[DATA — start]

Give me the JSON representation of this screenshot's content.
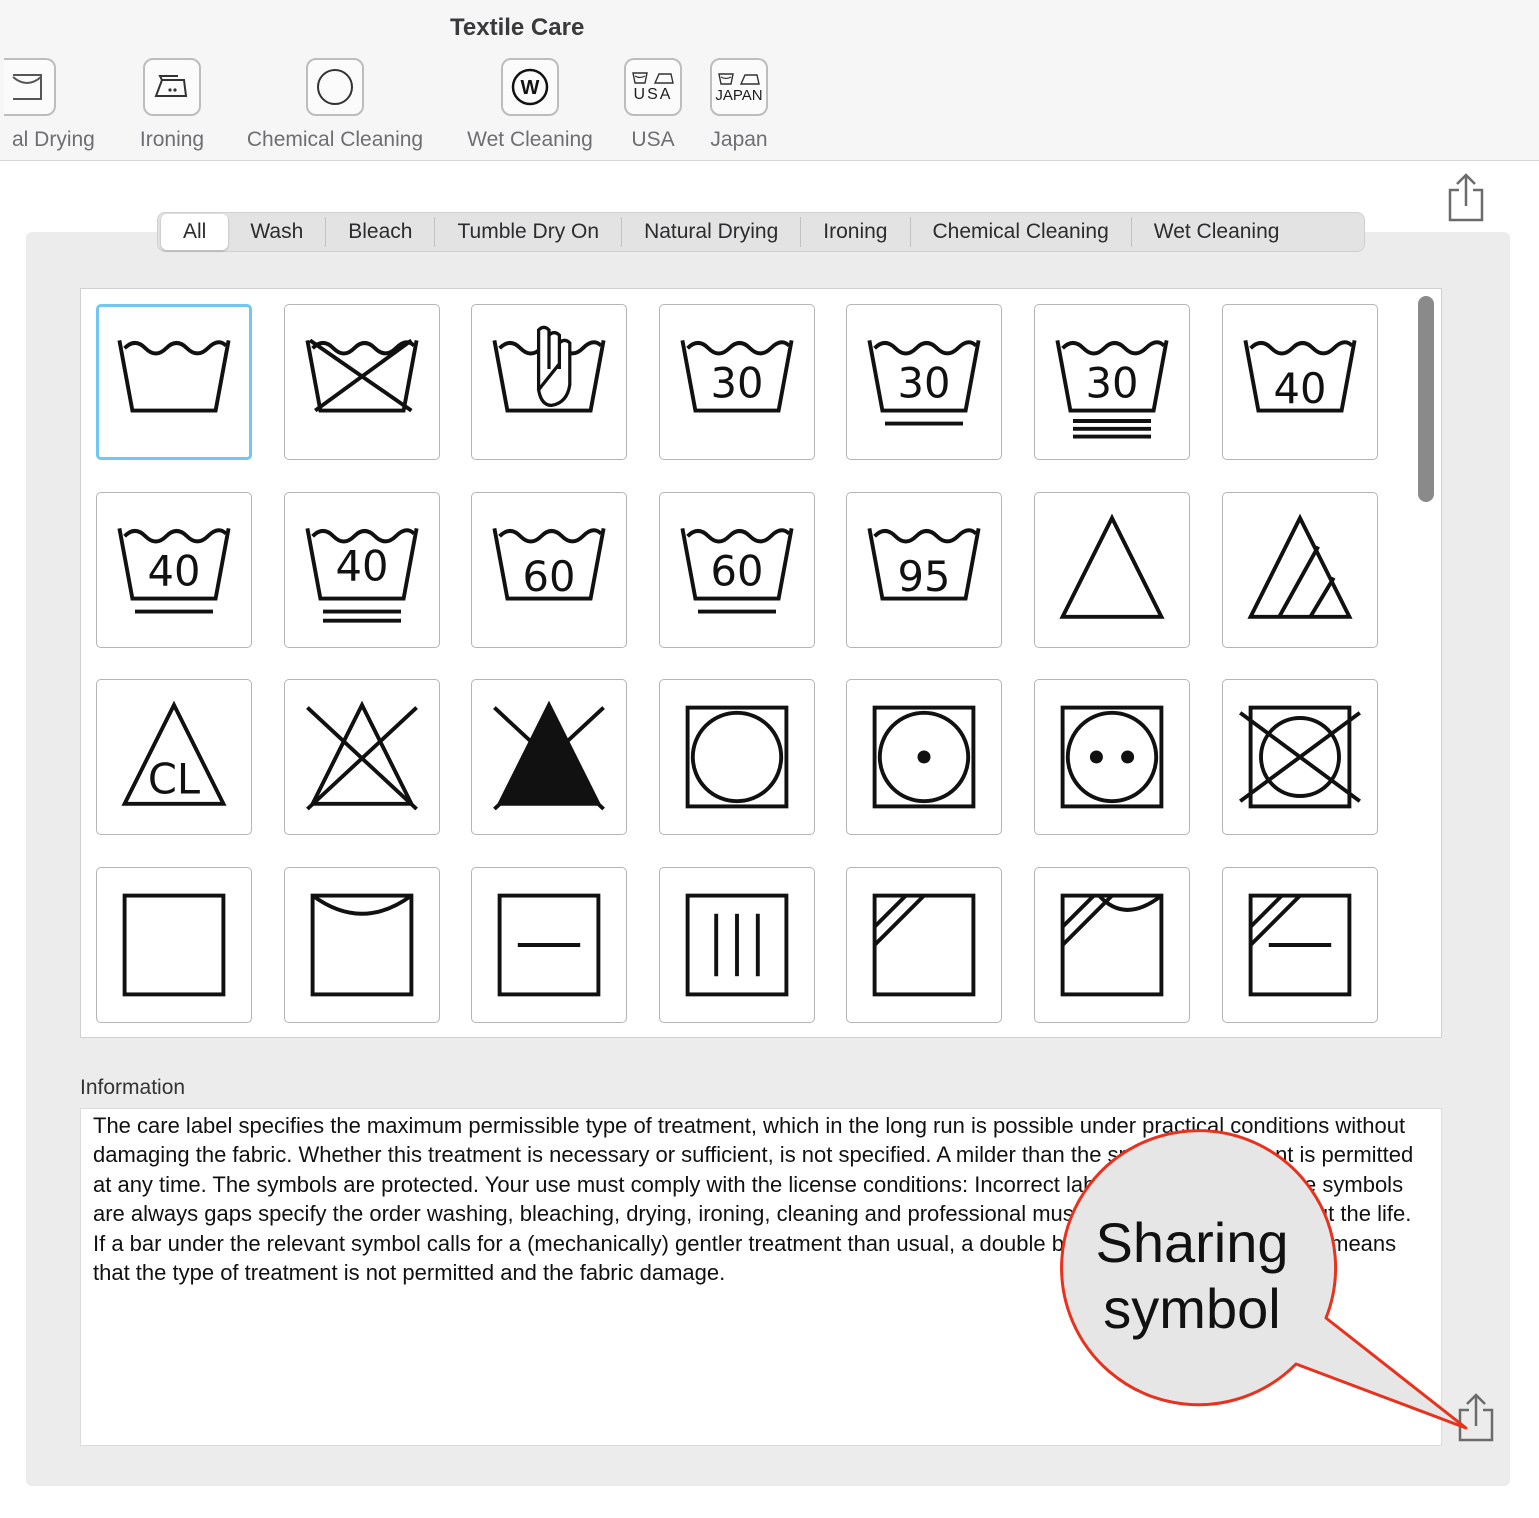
{
  "window": {
    "title": "Textile Care"
  },
  "toolbar": {
    "items": [
      {
        "label": "al Drying",
        "icon": "natural-drying-icon"
      },
      {
        "label": "Ironing",
        "icon": "iron-icon"
      },
      {
        "label": "Chemical Cleaning",
        "icon": "circle-icon"
      },
      {
        "label": "Wet Cleaning",
        "icon": "wet-cleaning-w-icon"
      },
      {
        "label": "USA",
        "icon": "usa-label-icon",
        "badge": "USA"
      },
      {
        "label": "Japan",
        "icon": "japan-label-icon",
        "badge": "JAPAN"
      }
    ]
  },
  "filter": {
    "segments": [
      "All",
      "Wash",
      "Bleach",
      "Tumble Dry On",
      "Natural Drying",
      "Ironing",
      "Chemical Cleaning",
      "Wet Cleaning"
    ],
    "selected": "All"
  },
  "symbols": [
    {
      "icon": "wash-icon",
      "text": ""
    },
    {
      "icon": "do-not-wash-icon",
      "text": ""
    },
    {
      "icon": "hand-wash-icon",
      "text": ""
    },
    {
      "icon": "wash-30-icon",
      "text": "30"
    },
    {
      "icon": "wash-30-gentle-icon",
      "text": "30"
    },
    {
      "icon": "wash-30-very-gentle-icon",
      "text": "30"
    },
    {
      "icon": "wash-40-icon",
      "text": "40"
    },
    {
      "icon": "wash-40-gentle-icon",
      "text": "40"
    },
    {
      "icon": "wash-40-very-gentle-icon",
      "text": "40"
    },
    {
      "icon": "wash-60-icon",
      "text": "60"
    },
    {
      "icon": "wash-60-gentle-icon",
      "text": "60"
    },
    {
      "icon": "wash-95-icon",
      "text": "95"
    },
    {
      "icon": "bleach-allowed-icon",
      "text": ""
    },
    {
      "icon": "oxygen-bleach-only-icon",
      "text": ""
    },
    {
      "icon": "chlorine-bleach-icon",
      "text": "CL"
    },
    {
      "icon": "do-not-bleach-icon",
      "text": ""
    },
    {
      "icon": "do-not-bleach-filled-icon",
      "text": ""
    },
    {
      "icon": "tumble-dry-icon",
      "text": ""
    },
    {
      "icon": "tumble-dry-low-icon",
      "text": ""
    },
    {
      "icon": "tumble-dry-normal-icon",
      "text": ""
    },
    {
      "icon": "do-not-tumble-dry-icon",
      "text": ""
    },
    {
      "icon": "natural-dry-icon",
      "text": ""
    },
    {
      "icon": "line-dry-icon",
      "text": ""
    },
    {
      "icon": "dry-flat-icon",
      "text": ""
    },
    {
      "icon": "drip-dry-icon",
      "text": ""
    },
    {
      "icon": "dry-in-shade-icon",
      "text": ""
    },
    {
      "icon": "line-dry-in-shade-icon",
      "text": ""
    },
    {
      "icon": "dry-flat-in-shade-icon",
      "text": ""
    }
  ],
  "information": {
    "label": "Information",
    "text": "The care label specifies the maximum permissible type of treatment, which in the long run is possible under practical conditions without damaging the fabric. Whether this treatment is necessary or sufficient, is not specified. A milder than the specified treatment is permitted at any time. The symbols are protected. Your use must comply with the license conditions: Incorrect labeling is prohibited. The symbols are always gaps specify the order washing, bleaching, drying, ironing, cleaning and professional must remain legible throughout the life. If a bar under the relevant symbol calls for a (mechanically) gentler treatment than usual, a double bar a very gentle. The cross means that the type of treatment is not permitted and the fabric damage."
  },
  "callout": {
    "line1": "Sharing",
    "line2": "symbol",
    "color": "#e8321e",
    "fill": "#e6e6e6"
  },
  "colors": {
    "selection": "#72c6f2"
  }
}
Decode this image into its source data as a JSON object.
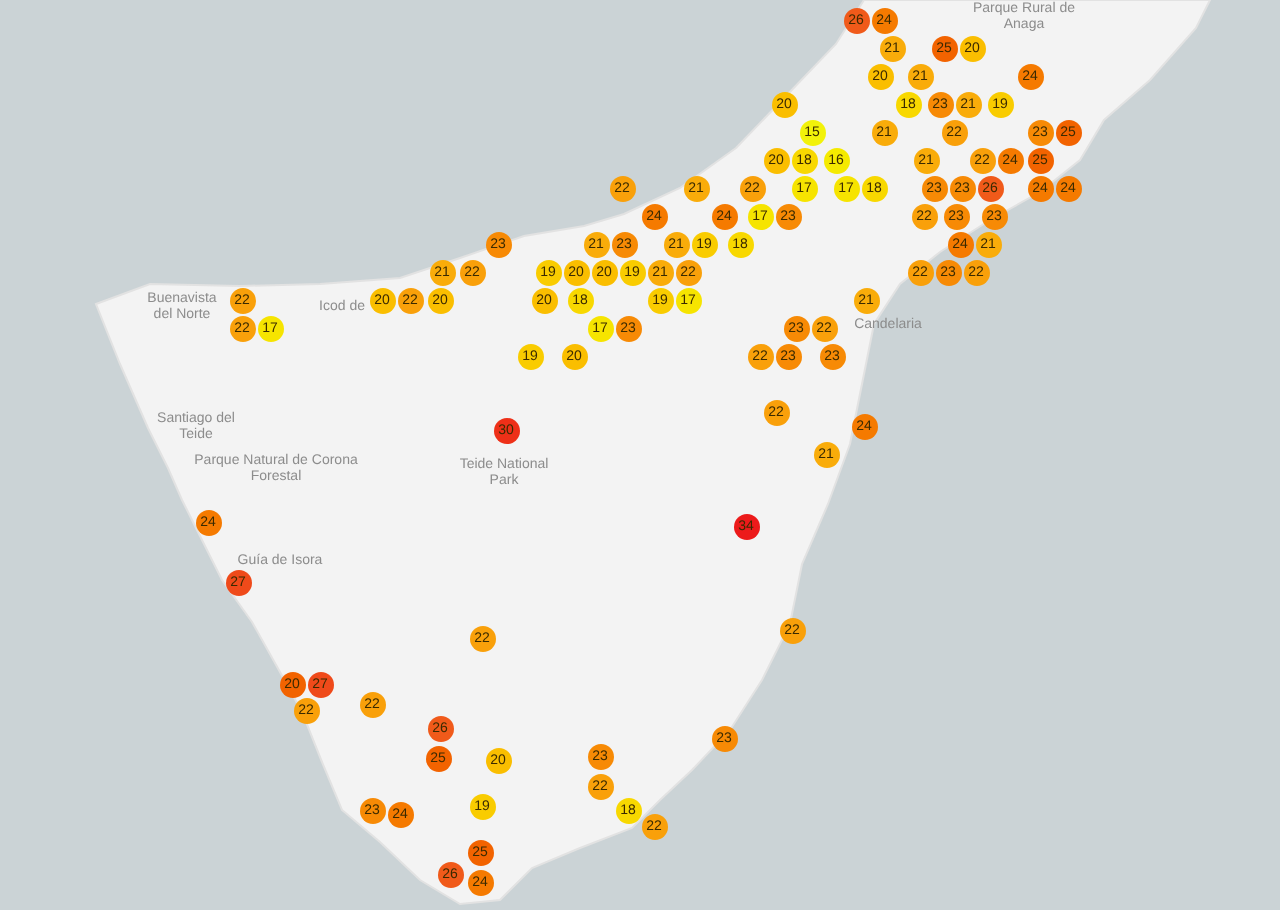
{
  "map": {
    "labels": [
      {
        "text": "Parque Rural de Anaga"
      },
      {
        "text": "Buenavista del Norte"
      },
      {
        "text": "Icod de"
      },
      {
        "text": "Candelaria"
      },
      {
        "text": "Santiago del Teide"
      },
      {
        "text": "Parque Natural de Corona Forestal"
      },
      {
        "text": "Teide National Park"
      },
      {
        "text": "Guía de Isora"
      }
    ],
    "markers": [
      {
        "value": "26",
        "color": "#f05a1a"
      },
      {
        "value": "24",
        "color": "#f57a00"
      },
      {
        "value": "21",
        "color": "#f9ac0a"
      },
      {
        "value": "25",
        "color": "#f26300"
      },
      {
        "value": "20",
        "color": "#fabe00"
      },
      {
        "value": "20",
        "color": "#fabe00"
      },
      {
        "value": "21",
        "color": "#f9ac0a"
      },
      {
        "value": "24",
        "color": "#f57a00"
      },
      {
        "value": "20",
        "color": "#fabe00"
      },
      {
        "value": "18",
        "color": "#f8d800"
      },
      {
        "value": "23",
        "color": "#f78a05"
      },
      {
        "value": "21",
        "color": "#f9ac0a"
      },
      {
        "value": "19",
        "color": "#f9cc00"
      },
      {
        "value": "15",
        "color": "#f2f20a"
      },
      {
        "value": "21",
        "color": "#f9ac0a"
      },
      {
        "value": "22",
        "color": "#f9a00a"
      },
      {
        "value": "23",
        "color": "#f78a05"
      },
      {
        "value": "25",
        "color": "#f26300"
      },
      {
        "value": "20",
        "color": "#fabe00"
      },
      {
        "value": "18",
        "color": "#f8d800"
      },
      {
        "value": "16",
        "color": "#f5ea00"
      },
      {
        "value": "21",
        "color": "#f9ac0a"
      },
      {
        "value": "22",
        "color": "#f9a00a"
      },
      {
        "value": "24",
        "color": "#f57a00"
      },
      {
        "value": "25",
        "color": "#f26300"
      },
      {
        "value": "22",
        "color": "#f9a00a"
      },
      {
        "value": "21",
        "color": "#f9ac0a"
      },
      {
        "value": "22",
        "color": "#f9a00a"
      },
      {
        "value": "17",
        "color": "#f6e400"
      },
      {
        "value": "17",
        "color": "#f6e400"
      },
      {
        "value": "18",
        "color": "#f8d800"
      },
      {
        "value": "23",
        "color": "#f78a05"
      },
      {
        "value": "23",
        "color": "#f78a05"
      },
      {
        "value": "26",
        "color": "#f05a1a"
      },
      {
        "value": "24",
        "color": "#f57a00"
      },
      {
        "value": "24",
        "color": "#f57a00"
      },
      {
        "value": "24",
        "color": "#f57a00"
      },
      {
        "value": "24",
        "color": "#f57a00"
      },
      {
        "value": "17",
        "color": "#f6e400"
      },
      {
        "value": "23",
        "color": "#f78a05"
      },
      {
        "value": "22",
        "color": "#f9a00a"
      },
      {
        "value": "23",
        "color": "#f78a05"
      },
      {
        "value": "23",
        "color": "#f78a05"
      },
      {
        "value": "23",
        "color": "#f78a05"
      },
      {
        "value": "21",
        "color": "#f9ac0a"
      },
      {
        "value": "23",
        "color": "#f78a05"
      },
      {
        "value": "21",
        "color": "#f9ac0a"
      },
      {
        "value": "19",
        "color": "#f9cc00"
      },
      {
        "value": "18",
        "color": "#f8d800"
      },
      {
        "value": "24",
        "color": "#f57a00"
      },
      {
        "value": "21",
        "color": "#f9ac0a"
      },
      {
        "value": "21",
        "color": "#f9ac0a"
      },
      {
        "value": "22",
        "color": "#f9a00a"
      },
      {
        "value": "19",
        "color": "#f9cc00"
      },
      {
        "value": "20",
        "color": "#fabe00"
      },
      {
        "value": "20",
        "color": "#fabe00"
      },
      {
        "value": "19",
        "color": "#f9cc00"
      },
      {
        "value": "21",
        "color": "#f9ac0a"
      },
      {
        "value": "22",
        "color": "#f9a00a"
      },
      {
        "value": "22",
        "color": "#f9a00a"
      },
      {
        "value": "23",
        "color": "#f78a05"
      },
      {
        "value": "22",
        "color": "#f9a00a"
      },
      {
        "value": "22",
        "color": "#f9a00a"
      },
      {
        "value": "20",
        "color": "#fabe00"
      },
      {
        "value": "22",
        "color": "#f9a00a"
      },
      {
        "value": "20",
        "color": "#fabe00"
      },
      {
        "value": "20",
        "color": "#fabe00"
      },
      {
        "value": "18",
        "color": "#f8d800"
      },
      {
        "value": "19",
        "color": "#f9cc00"
      },
      {
        "value": "17",
        "color": "#f6e400"
      },
      {
        "value": "21",
        "color": "#f9ac0a"
      },
      {
        "value": "22",
        "color": "#f9a00a"
      },
      {
        "value": "17",
        "color": "#f6e400"
      },
      {
        "value": "17",
        "color": "#f6e400"
      },
      {
        "value": "23",
        "color": "#f78a05"
      },
      {
        "value": "23",
        "color": "#f78a05"
      },
      {
        "value": "22",
        "color": "#f9a00a"
      },
      {
        "value": "19",
        "color": "#f9cc00"
      },
      {
        "value": "20",
        "color": "#fabe00"
      },
      {
        "value": "22",
        "color": "#f9a00a"
      },
      {
        "value": "23",
        "color": "#f78a05"
      },
      {
        "value": "23",
        "color": "#f78a05"
      },
      {
        "value": "30",
        "color": "#ee3018"
      },
      {
        "value": "22",
        "color": "#f9a00a"
      },
      {
        "value": "24",
        "color": "#f57a00"
      },
      {
        "value": "21",
        "color": "#f9ac0a"
      },
      {
        "value": "24",
        "color": "#f57a00"
      },
      {
        "value": "34",
        "color": "#ec1a1a"
      },
      {
        "value": "27",
        "color": "#ef4a1a"
      },
      {
        "value": "22",
        "color": "#f9a00a"
      },
      {
        "value": "22",
        "color": "#f9a00a"
      },
      {
        "value": "20",
        "color": "#f26300"
      },
      {
        "value": "27",
        "color": "#ef4a1a"
      },
      {
        "value": "22",
        "color": "#f9a00a"
      },
      {
        "value": "22",
        "color": "#f9a00a"
      },
      {
        "value": "26",
        "color": "#f05a1a"
      },
      {
        "value": "23",
        "color": "#f78a05"
      },
      {
        "value": "25",
        "color": "#f26300"
      },
      {
        "value": "20",
        "color": "#fabe00"
      },
      {
        "value": "23",
        "color": "#f78a05"
      },
      {
        "value": "22",
        "color": "#f9a00a"
      },
      {
        "value": "23",
        "color": "#f78a05"
      },
      {
        "value": "24",
        "color": "#f57a00"
      },
      {
        "value": "19",
        "color": "#f9cc00"
      },
      {
        "value": "18",
        "color": "#f8d800"
      },
      {
        "value": "22",
        "color": "#f9a00a"
      },
      {
        "value": "25",
        "color": "#f26300"
      },
      {
        "value": "26",
        "color": "#f05a1a"
      },
      {
        "value": "24",
        "color": "#f57a00"
      }
    ]
  }
}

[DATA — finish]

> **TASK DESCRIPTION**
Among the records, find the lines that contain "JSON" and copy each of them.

> **EXERCISE SOLUTION**
Give me the JSON representation of this screenshot's content.
Decode this image into its source data as a JSON object.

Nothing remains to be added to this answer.